=== Section Start ===
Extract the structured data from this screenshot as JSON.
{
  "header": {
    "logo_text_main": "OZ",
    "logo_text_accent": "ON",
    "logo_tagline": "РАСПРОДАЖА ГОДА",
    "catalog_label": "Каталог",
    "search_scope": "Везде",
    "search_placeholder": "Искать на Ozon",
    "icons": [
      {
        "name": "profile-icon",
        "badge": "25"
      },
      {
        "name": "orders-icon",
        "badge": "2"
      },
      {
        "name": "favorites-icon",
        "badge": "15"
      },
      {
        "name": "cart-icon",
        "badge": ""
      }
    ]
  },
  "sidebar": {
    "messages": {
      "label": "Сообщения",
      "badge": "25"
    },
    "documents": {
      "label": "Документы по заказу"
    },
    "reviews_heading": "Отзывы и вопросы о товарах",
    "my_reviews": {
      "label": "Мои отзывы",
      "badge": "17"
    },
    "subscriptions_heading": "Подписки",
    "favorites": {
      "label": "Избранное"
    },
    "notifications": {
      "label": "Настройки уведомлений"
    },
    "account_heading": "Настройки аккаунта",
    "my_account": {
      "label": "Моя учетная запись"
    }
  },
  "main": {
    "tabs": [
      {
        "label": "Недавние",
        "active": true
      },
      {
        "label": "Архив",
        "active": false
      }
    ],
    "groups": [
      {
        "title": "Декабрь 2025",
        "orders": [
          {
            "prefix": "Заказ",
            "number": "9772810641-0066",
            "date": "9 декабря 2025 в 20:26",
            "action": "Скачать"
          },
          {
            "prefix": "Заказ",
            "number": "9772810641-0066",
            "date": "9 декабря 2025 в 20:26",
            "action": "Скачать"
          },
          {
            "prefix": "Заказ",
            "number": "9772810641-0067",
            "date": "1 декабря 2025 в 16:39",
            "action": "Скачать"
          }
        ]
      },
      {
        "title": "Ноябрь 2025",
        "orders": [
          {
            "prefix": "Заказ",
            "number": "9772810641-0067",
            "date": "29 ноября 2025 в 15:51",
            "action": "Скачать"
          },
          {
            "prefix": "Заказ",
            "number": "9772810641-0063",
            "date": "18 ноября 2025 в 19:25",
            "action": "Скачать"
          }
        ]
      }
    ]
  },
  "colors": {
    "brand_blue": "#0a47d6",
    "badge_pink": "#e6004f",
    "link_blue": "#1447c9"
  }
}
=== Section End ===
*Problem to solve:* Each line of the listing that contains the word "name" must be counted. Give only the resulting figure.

*Task result:* 4